Local business leaders talk important state issues
NATCHEZ — Members of the local business community see increasing the educational achievement level of Mississippi as the state’s top priority.
That result came after approximately 100 people voted during a Natchez Rotary Club meeting Thursday that showcased the Mississippi Economic Council’s Blueprint Mississippi Pathway to Progress Tour.
MEC President Blake A. Wilson detailed to attendees the state’s economic situation and asked for feedback, through electronic voting, on education, health and other state-based issues.
Wilson said the results would be shared with state legislators.
The other top priorities indicated by the local business community were strengthening and expanding Mississippi’s economy and cultivating a more robust workforce in Mississippi.
Although Mississippi is performing poorly in many areas compared to other states, including education, Wilson said, Mississippians must show more backbone in boasting about the state’s many successes.
Wilson said Education Week ranked the state’s recently instituted school accountability model as an “A.”

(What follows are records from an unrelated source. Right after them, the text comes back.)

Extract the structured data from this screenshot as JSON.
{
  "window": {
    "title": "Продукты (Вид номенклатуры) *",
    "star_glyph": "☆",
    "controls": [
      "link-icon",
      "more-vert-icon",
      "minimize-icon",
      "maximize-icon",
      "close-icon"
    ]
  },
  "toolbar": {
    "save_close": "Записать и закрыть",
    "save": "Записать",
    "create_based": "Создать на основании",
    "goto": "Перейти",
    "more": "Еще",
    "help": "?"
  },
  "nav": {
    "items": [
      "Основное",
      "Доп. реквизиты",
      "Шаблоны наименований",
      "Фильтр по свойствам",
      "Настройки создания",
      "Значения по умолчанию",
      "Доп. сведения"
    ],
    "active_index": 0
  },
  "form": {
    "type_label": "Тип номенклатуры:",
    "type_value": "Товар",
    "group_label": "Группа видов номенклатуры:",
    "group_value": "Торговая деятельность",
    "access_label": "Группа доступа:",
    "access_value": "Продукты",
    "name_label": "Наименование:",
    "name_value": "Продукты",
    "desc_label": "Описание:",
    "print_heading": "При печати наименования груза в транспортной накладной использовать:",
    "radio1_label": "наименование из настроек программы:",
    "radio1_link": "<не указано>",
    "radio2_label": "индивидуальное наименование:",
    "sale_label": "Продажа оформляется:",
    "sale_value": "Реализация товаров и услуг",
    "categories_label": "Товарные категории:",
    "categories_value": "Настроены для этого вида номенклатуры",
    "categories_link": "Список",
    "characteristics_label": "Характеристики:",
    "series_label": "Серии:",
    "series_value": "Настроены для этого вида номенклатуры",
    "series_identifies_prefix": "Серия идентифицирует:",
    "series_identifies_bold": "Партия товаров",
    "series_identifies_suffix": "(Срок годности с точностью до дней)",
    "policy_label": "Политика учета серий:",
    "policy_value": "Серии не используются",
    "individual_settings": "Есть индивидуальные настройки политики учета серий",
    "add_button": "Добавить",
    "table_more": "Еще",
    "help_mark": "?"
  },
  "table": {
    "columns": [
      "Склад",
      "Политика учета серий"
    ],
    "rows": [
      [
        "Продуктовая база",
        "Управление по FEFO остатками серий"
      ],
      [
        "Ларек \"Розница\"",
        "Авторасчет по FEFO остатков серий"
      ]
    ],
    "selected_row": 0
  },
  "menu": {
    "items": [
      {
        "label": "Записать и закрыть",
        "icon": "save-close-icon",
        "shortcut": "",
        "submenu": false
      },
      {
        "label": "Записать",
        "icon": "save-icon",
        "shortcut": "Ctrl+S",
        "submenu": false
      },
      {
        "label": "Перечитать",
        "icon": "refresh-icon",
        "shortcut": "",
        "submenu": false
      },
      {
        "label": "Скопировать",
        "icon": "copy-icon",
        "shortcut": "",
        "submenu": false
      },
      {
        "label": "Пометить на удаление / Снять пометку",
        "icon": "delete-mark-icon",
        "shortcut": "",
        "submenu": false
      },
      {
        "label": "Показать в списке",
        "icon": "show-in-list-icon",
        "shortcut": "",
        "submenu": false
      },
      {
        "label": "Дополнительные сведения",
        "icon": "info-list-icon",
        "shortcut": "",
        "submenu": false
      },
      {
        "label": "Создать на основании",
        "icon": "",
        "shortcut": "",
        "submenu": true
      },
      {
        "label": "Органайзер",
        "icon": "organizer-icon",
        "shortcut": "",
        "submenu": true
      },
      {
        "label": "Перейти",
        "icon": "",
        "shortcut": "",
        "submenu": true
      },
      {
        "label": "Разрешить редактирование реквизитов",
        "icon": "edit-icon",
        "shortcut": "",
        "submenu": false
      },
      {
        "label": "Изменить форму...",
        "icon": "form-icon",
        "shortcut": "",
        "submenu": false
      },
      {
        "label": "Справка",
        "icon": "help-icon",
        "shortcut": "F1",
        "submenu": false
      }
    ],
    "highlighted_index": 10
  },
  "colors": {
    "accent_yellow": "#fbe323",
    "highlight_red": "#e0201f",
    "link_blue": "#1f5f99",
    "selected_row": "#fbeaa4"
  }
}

He said the standards are necessary to slowly build sustainable education improvement.
Among local response, attendees were largely in favor of Common Core State Standards and fully funding education.
Common Core is an education initiative in the United States and adopted in Mississippi that details what kindergarten through 12th grade students should know in English language arts and mathematics at the end of each grade.
Attendees also expressed support for developing a plan to address infrastructure maintenance funding for the state’s dilapidated roads and bridges.
BlueCross BlueShield of Mississippi Sales Vice President Bryan Lagg spoke about the benefit of employers leading the charge for healthy living among their employees and how that relates to long-term economic development.
He suggested allowing time for exercise during the workday, providing healthy snacks or providing education on how to cook healthy meals in 30 minutes or less.
“These are long-term investments that eventually lead to a more productive staff that is at work more and performing at a higher level,” Lagg said.
Wilson closed the meeting by stressing MEC is operated entirely by volunteers and member dues and without government grants.
Its goal is to share the viewpoints of Mississippi’s business leaders with the state’s elected officials.
Those interested can sign up to be a stakeholder in the Blueprint Mississippi process and work on a task force or committee by logging onto msmec.com.